* EXERCISE: Exactly as given, write out all the entries again.

* DATA FOR PROCESSING:

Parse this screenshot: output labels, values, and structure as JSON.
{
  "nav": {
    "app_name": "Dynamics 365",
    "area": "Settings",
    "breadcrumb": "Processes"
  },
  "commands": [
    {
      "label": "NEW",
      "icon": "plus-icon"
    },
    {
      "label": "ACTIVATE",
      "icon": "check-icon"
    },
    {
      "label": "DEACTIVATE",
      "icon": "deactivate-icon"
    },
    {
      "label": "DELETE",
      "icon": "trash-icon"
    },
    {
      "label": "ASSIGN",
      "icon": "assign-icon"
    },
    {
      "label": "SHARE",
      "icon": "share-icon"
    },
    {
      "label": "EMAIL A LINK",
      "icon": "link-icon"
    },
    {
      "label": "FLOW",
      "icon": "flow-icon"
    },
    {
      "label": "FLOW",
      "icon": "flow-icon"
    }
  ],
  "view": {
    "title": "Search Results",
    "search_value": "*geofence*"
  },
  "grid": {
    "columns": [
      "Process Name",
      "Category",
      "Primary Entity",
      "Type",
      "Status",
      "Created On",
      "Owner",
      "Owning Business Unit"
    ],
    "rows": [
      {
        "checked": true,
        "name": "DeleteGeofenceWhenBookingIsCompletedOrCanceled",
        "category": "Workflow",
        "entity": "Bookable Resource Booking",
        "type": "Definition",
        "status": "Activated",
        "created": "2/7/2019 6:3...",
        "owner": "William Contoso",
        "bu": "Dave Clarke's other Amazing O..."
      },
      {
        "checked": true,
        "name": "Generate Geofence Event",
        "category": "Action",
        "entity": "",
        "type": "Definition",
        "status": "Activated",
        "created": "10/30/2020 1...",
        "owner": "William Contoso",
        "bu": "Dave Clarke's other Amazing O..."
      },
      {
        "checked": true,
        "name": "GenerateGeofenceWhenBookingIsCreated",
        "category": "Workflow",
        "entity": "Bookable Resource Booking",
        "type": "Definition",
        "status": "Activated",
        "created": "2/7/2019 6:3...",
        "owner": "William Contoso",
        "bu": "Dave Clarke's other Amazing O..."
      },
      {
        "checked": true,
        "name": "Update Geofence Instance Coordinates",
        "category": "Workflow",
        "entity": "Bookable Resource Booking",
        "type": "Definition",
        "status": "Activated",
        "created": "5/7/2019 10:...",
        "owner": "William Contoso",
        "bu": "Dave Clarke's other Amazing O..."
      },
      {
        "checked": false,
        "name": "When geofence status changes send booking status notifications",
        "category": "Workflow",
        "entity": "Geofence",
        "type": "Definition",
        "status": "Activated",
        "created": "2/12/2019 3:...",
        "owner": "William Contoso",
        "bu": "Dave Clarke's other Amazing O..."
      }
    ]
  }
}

* ANSWER TO THE PROBLEM:
Parse this screenshot: output labels, values, and structure as JSON.
{
  "nav": {
    "app_name": "Dynamics 365",
    "area": "Settings",
    "breadcrumb": "Processes"
  },
  "commands": [
    {
      "label": "NEW",
      "icon": "plus-icon"
    },
    {
      "label": "ACTIVATE",
      "icon": "check-icon"
    },
    {
      "label": "DEACTIVATE",
      "icon": "deactivate-icon"
    },
    {
      "label": "DELETE",
      "icon": "trash-icon"
    },
    {
      "label": "ASSIGN",
      "icon": "assign-icon"
    },
    {
      "label": "SHARE",
      "icon": "share-icon"
    },
    {
      "label": "EMAIL A LINK",
      "icon": "link-icon"
    },
    {
      "label": "FLOW",
      "icon": "flow-icon"
    },
    {
      "label": "FLOW",
      "icon": "flow-icon"
    }
  ],
  "view": {
    "title": "Search Results",
    "search_value": "*geofence*"
  },
  "grid": {
    "columns": [
      "Process Name",
      "Category",
      "Primary Entity",
      "Type",
      "Status",
      "Created On",
      "Owner",
      "Owning Business Unit"
    ],
    "rows": [
      {
        "checked": true,
        "name": "DeleteGeofenceWhenBookingIsCompletedOrCanceled",
        "category": "Workflow",
        "entity": "Bookable Resource Booking",
        "type": "Definition",
        "status": "Activated",
        "created": "2/7/2019 6:3...",
        "owner": "William Contoso",
        "bu": "Dave Clarke's other Amazing O..."
      },
      {
        "checked": true,
        "name": "Generate Geofence Event",
        "category": "Action",
        "entity": "",
        "type": "Definition",
        "status": "Activated",
        "created": "10/30/2020 1...",
        "owner": "William Contoso",
        "bu": "Dave Clarke's other Amazing O..."
      },
      {
        "checked": true,
        "name": "GenerateGeofenceWhenBookingIsCreated",
        "category": "Workflow",
        "entity": "Bookable Resource Booking",
        "type": "Definition",
        "status": "Activated",
        "created": "2/7/2019 6:3...",
        "owner": "William Contoso",
        "bu": "Dave Clarke's other Amazing O..."
      },
      {
        "checked": true,
        "name": "Update Geofence Instance Coordinates",
        "category": "Workflow",
        "entity": "Bookable Resource Booking",
        "type": "Definition",
        "status": "Activated",
        "created": "5/7/2019 10:...",
        "owner": "William Contoso",
        "bu": "Dave Clarke's other Amazing O..."
      },
      {
        "checked": false,
        "name": "When geofence status changes send booking status notifications",
        "category": "Workflow",
        "entity": "Geofence",
        "type": "Definition",
        "status": "Activated",
        "created": "2/12/2019 3:...",
        "owner": "William Contoso",
        "bu": "Dave Clarke's other Amazing O..."
      }
    ]
  }
}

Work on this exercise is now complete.